The first versions of lab grown meat used fetal bovine serum (FBS), which is extracted from pregnant cows that are killed – obviously not vegan.
The good news for vegans is that FBS is expensive (at least $500 per liter, with 50 L needed for a burger), which is why the first versions of lab grown meat cost thousands of dollars.
While some lab grown meat companies still use FBS, most have already shifted towards cheaper plant-based growth mediums. By the time lab grown meat hits the supermarket shelves, this should not be a concern at all.
How Far Are We From Lab Grown Meat?
We’ll likely see some lab grown meat reach supermarkets and more common restaurants by 2025.
Most leading startups have functional prototypes that can be made for a reasonable price. The biggest challenge is scaling up, but some companies have already started building production-sized plants.
In addition, there are regulatory issues with selling lab grown meat that need to be worked out.
However, some lab grown meat companies are already selling their products in some restaurants.

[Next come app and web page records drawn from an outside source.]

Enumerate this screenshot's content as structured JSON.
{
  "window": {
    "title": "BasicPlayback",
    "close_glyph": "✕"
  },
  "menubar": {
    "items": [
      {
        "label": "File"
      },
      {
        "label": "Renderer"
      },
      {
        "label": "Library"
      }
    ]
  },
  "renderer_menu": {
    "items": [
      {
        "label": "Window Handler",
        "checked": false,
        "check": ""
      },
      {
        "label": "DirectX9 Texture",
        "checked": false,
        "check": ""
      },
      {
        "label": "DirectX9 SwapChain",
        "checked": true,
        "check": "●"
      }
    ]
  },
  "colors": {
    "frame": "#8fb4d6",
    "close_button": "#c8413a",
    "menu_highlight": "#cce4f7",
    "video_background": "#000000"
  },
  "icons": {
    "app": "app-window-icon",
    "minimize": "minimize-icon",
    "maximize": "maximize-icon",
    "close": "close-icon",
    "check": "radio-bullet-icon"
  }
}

For example, the startup SuperMeat sells their lab grown chicken in a Tel Aviv restaurant.
GOOD Meat also has their cultured chicken for sale in a restaurant in Singapore.
Summary: Can Lab Grown Meat Be Vegan?
For now, the current lab grown meat process isn’t vegan. Even with a plant-based serum, most would argue that animals are being exploited (even though it’s a billion times better than traditional meat).
Some vegans may be okay with the minor discomfort animals need to be put through, as long as they have ideal living conditions otherwise. Remember that there’s no single definition of veganism (even if some principles always exist), and that people interpret things differently.
If there’s a way to realistically scale lab grown meat using stem cells extracted from umbilical cords like Meatable is doing, then it might be possible to create a vegan-friendly meat.
At that point, the definition of veganism will need to be revisited.
Lab Grown Meat Should Still Be Supported By Vegans
Personally, since going vegan the appearance and idea of meat seems gross to me, so I don’t think I’d eat lab grown meat.
That being said, I am a huge supporter of lab grown meat and I hope it takes over the meat industry as soon as possible.
It causes so much less suffering to animals, and is way better for the environment as well. For many reasons, it will likely be cheaper than actual meat at a certain point, which will put the vast majority of slaughterhouses out of business.
Many people will never go vegan, but lab grown meat could be a way for those people to do much less harm to others.
Finally, see my page of lab grown meat companies to invest in if you’d like to financially support these startups.